An Unmarried Man is the perfect fit, really. Like a glove.
Phoenixism, I thought it was a clever name at the beginning. Then.

You know, speaking as a man who was once married and “stepped out” the boundaries of that glorious institution, I can assure you that this hemming and hawing and second-guessing of one’s own previous choices is precisely the sort of emotional turmoil and thought process that goes through the minds of most adulterers, those heinous villains we delight in hating.

I’m essentially cheating on Phoenixism.
It’s emotional cheating right now because I haven’t acted on it but there is heavy flirtation going on. Innuendo.
An Unmarried Man is sweeping me off my married feet while Phoenixism is tidying up the house and preparing tonight’s supper.

Is there guilt?
Maybe.

Let me tell you why An Unmarried Man and I were meant to spend our lives together.

AN UNMARRIED MAN

Look beyond the limited cultural meaning of this description.
Look beyond archaic historical definitions.
Look beyond religion, beyond family units, beyond doomed self-destructive human arrangements which purport to pair off mating couples in eternally blissful matrimony.
Look beyond that.
Look beyond that because that is not what An Unmarried Man is about. I’ve never set out to ridicule marriage. Marriage, the arrangement that transcends description in our tangible world. Man, woman, joined by social and religious convention, indebted to each other spiritually for eternity. The marriage we reflexively think of.

No. Not the marriage I think of.

Wiktionary

The first 4 definitions refer to the traditional ideal of marriage and are based on the etymology of the word which revolves around the concept of union between man and woman.

Beyond that. I only care about definitions 5 & 6. Neutral definitions referring to the key concepts of “close” and “joining” of “2 parts.” This is the “marriage” I’m speaking of, the marriage of man and other. Marriages which are not necessarily codified by formal rites or historical cabals into Godly union.
No, no, no.

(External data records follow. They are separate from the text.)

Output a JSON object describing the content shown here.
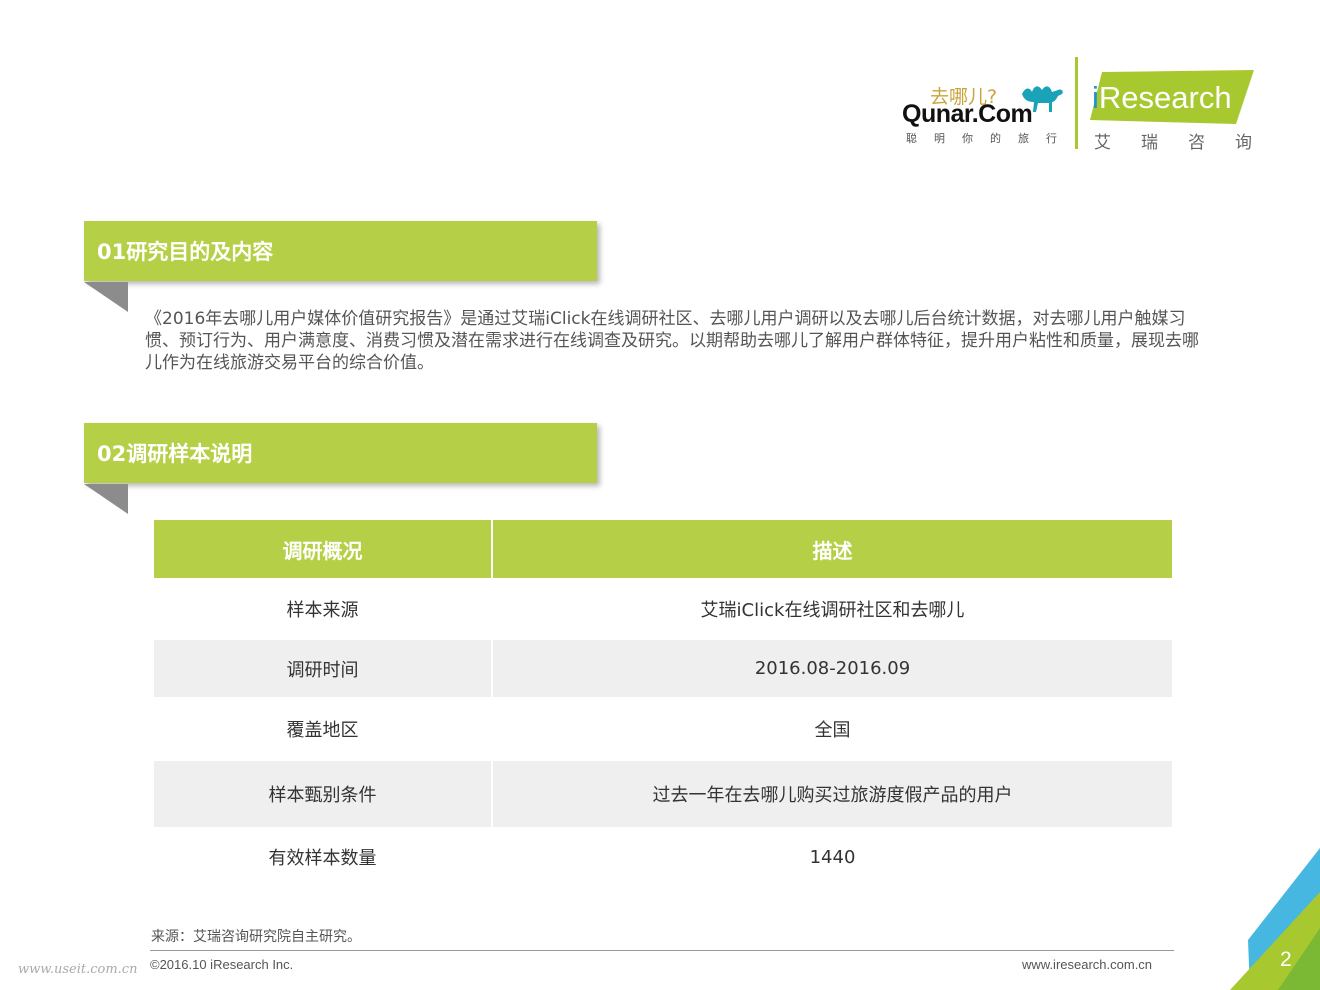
{
  "logos": {
    "qunar_cn": "去哪儿?",
    "qunar_en": "Qunar.Com",
    "qunar_slogan": "聪明你的旅行",
    "iresearch_en_i": "i",
    "iresearch_en_rest": "Research",
    "iresearch_cn": "艾瑞咨询"
  },
  "section1": {
    "title": "01研究目的及内容",
    "body": "《2016年去哪儿用户媒体价值研究报告》是通过艾瑞iClick在线调研社区、去哪儿用户调研以及去哪儿后台统计数据，对去哪儿用户触媒习惯、预订行为、用户满意度、消费习惯及潜在需求进行在线调查及研究。以期帮助去哪儿了解用户群体特征，提升用户粘性和质量，展现去哪儿作为在线旅游交易平台的综合价值。"
  },
  "section2": {
    "title": "02调研样本说明",
    "table": {
      "headers": [
        "调研概况",
        "描述"
      ],
      "rows": [
        [
          "样本来源",
          "艾瑞iClick在线调研社区和去哪儿"
        ],
        [
          "调研时间",
          "2016.08-2016.09"
        ],
        [
          "覆盖地区",
          "全国"
        ],
        [
          "样本甄别条件",
          "过去一年在去哪儿购买过旅游度假产品的用户"
        ],
        [
          "有效样本数量",
          "1440"
        ]
      ]
    }
  },
  "footer": {
    "source": "来源：艾瑞咨询研究院自主研究。",
    "copyright": "©2016.10 iResearch Inc.",
    "website": "www.iresearch.com.cn",
    "page_number": "2",
    "watermark": "www.useit.com.cn"
  },
  "colors": {
    "accent_green": "#b5d046",
    "alt_row": "#efefef",
    "iresearch_blue": "#1b93d5"
  }
}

An Unmarried Man is about marriages of the informal but utilitarian variety. Marriages man takes upon himself and which are steered and accelerated by factors intrinsic to his grandiose human spirit. Marriages dictated by desires for wealth and superficial pleasure and ego and fear and conformity and immortality. Union of man and those objects and cultural motifs he’s built which promise only casual attachment but are easily and abruptly divorced without fanfare if the need or urge ever arises. Marriages that spawn new inventions and the construction of vast cultural and societal monuments that feed his ability to foment and give birth to all the marriages his voracious heart desires. For these marriages, the marriages of the the mind, breed more marriages. To sustain marriages, man must enlarge and increasingly encumber his world with new tools of of material reproduction. And deeper he buries himself in his external world of gadgets and shortcuts and conveniences. Marriages severed as easily as switching a blog name.

An Unmarried Man. Is an unburied man.

Seeking to live a life with as few unions as possible.

How many lazy and superficially satisfying amenities is a man willing to part with? How intensely is he willing to part with the ornamental glitter that materialistic culture coyly offers his avararice-ridden soul?

That is now the spirit of this blog. That is where I find myself these days. Phoenixism, the concept of renewal and self-discovery, was a step.
The evolution of unmarriage, of leaving the path, departing, extricating oneself from the world’s timid delights. How far do we veer out? How far do we take it?

How far can I take it?
The decision is made. Was made much earlier in this post, actually.
Minutes after I publish, Phoenixism will give way to An Unmarried Man.

I suspect that in time, a new name, a name which symbolizes my pressing expressive urge of the time, will supersede this name as well.

As they say, once a cheater, always a cheater.